The donated blood is separated into its three components: red blood cells (erythrocytes), blood platelets (thrombocytes) and blood plasma. While the red blood cells ensure the supply of oxygen, the platelets play a key role in blood clotting. The plasma is the blood fluid. A whole blood donation is no longer common. The legal regulations forbid the mixing of different blood donations, because this is the only way to ensure that each individual blood supply remains traceable to the donor. The blood concentrates are stored in so-called blood banks. Clinics specializing in transfusion medicine maintain extensive in-house blood banks, while hospitals have blood banks with small capacities to meet their own needs.
The transfusion specialists have to plan the need for blood reserves precisely because red cell concentrates can only be stored for 42 days, while platelets can no longer be used after four days. Only blood plasma can be frozen for two years. This ensures that the recipient only receives the blood components that he really needs in the event of a blood transfusion. If it is certain that a patient needs a blood transfusion, the transfusion specialist will have a detailed discussion with the person concerned and obtain their consent.

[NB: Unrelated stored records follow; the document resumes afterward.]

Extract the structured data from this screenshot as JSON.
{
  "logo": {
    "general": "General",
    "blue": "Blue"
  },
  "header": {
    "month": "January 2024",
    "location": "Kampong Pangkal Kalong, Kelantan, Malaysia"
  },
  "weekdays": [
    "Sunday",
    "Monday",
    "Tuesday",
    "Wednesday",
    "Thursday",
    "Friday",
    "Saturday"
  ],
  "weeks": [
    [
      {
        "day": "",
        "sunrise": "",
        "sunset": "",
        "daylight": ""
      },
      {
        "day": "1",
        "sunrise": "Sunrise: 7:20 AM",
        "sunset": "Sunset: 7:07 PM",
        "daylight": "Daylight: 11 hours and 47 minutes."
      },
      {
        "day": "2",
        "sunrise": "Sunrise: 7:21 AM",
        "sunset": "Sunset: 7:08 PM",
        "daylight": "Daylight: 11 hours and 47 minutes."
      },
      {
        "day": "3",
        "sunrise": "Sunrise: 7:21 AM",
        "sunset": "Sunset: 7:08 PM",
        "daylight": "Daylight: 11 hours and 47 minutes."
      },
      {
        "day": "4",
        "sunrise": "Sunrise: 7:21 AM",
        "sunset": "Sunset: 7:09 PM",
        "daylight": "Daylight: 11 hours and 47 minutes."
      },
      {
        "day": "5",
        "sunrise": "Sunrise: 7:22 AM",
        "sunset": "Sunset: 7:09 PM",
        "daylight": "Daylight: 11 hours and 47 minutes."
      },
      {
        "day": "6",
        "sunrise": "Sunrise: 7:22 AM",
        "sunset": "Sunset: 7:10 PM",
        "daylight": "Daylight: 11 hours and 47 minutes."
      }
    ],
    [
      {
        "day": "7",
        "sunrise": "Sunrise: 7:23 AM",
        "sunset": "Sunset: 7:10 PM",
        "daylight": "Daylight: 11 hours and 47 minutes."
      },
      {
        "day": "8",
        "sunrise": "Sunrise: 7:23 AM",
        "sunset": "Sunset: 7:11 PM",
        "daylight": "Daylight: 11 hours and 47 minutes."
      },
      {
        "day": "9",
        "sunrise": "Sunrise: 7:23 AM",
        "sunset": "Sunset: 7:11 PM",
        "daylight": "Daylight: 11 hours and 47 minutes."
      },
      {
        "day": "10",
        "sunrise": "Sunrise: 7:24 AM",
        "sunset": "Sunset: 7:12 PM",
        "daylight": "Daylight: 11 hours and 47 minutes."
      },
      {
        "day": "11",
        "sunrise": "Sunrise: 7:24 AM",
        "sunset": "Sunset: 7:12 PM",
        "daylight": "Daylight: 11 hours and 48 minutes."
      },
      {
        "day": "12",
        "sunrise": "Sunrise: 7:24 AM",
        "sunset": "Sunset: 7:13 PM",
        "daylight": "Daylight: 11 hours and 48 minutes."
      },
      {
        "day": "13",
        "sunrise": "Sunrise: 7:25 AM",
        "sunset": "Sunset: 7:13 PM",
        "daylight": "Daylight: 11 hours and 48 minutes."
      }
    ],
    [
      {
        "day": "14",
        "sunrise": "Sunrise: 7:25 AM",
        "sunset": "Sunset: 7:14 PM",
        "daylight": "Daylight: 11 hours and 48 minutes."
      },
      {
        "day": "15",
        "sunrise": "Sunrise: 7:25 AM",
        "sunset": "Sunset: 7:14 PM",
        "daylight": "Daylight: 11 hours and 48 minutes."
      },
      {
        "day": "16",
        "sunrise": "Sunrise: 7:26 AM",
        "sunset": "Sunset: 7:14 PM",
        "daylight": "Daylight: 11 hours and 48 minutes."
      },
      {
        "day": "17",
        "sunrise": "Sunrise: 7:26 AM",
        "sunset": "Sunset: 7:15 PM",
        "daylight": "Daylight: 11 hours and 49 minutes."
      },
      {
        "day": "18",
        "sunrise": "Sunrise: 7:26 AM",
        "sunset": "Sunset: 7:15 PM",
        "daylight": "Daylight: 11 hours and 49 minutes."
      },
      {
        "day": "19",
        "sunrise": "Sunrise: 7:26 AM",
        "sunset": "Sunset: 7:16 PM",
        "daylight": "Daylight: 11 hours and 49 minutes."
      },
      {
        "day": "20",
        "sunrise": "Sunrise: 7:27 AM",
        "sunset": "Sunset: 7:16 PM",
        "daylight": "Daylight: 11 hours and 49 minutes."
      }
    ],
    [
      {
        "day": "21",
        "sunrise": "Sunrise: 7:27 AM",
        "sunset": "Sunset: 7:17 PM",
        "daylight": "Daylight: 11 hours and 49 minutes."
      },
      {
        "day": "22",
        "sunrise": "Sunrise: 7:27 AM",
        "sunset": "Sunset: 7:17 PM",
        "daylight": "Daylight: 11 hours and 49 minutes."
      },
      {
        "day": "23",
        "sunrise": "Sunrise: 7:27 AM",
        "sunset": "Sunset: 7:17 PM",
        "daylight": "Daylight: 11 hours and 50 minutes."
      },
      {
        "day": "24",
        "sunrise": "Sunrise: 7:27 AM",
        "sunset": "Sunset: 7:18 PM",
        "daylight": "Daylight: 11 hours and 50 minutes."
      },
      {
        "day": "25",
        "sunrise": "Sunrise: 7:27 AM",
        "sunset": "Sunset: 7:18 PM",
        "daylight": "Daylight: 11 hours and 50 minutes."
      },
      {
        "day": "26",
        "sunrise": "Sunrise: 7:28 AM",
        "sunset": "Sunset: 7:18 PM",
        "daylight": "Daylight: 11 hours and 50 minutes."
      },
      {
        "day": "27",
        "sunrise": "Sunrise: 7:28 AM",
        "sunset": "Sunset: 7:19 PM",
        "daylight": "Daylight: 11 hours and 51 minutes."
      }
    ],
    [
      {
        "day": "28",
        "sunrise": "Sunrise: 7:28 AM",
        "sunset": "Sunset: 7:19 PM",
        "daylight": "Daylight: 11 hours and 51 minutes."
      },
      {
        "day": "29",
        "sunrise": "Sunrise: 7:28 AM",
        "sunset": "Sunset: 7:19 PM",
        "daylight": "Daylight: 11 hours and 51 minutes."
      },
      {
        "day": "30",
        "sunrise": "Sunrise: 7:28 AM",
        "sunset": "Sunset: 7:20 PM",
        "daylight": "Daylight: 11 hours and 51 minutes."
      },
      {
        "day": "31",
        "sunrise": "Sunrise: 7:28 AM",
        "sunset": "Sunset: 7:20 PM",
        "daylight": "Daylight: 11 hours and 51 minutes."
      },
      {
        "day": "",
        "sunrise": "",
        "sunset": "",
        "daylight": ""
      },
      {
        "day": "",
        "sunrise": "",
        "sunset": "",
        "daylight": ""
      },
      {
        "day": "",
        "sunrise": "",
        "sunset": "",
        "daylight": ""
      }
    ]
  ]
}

Only in an emergency does a patient get a blood transfusion without their consent, for example if there is an acute risk of death due to high blood loss following an accident. The attending physician ensures that the patient receives the right transfusion preparation for him. A blood group determination and a compatibility test in the form of a crossmatch ensure that the donor and recipient match. A small amount of the patient's plasma is mixed in the laboratory with the red blood cells from the donor's intended concentrate (blood reserve).
The blood bags contain segments of tubing with small amounts of the donor blood for crossmatching. Immediately before the blood transfusion, the compatibility is checked again using the so-called bedside test, in order to rule out any remaining risks such as mix-ups.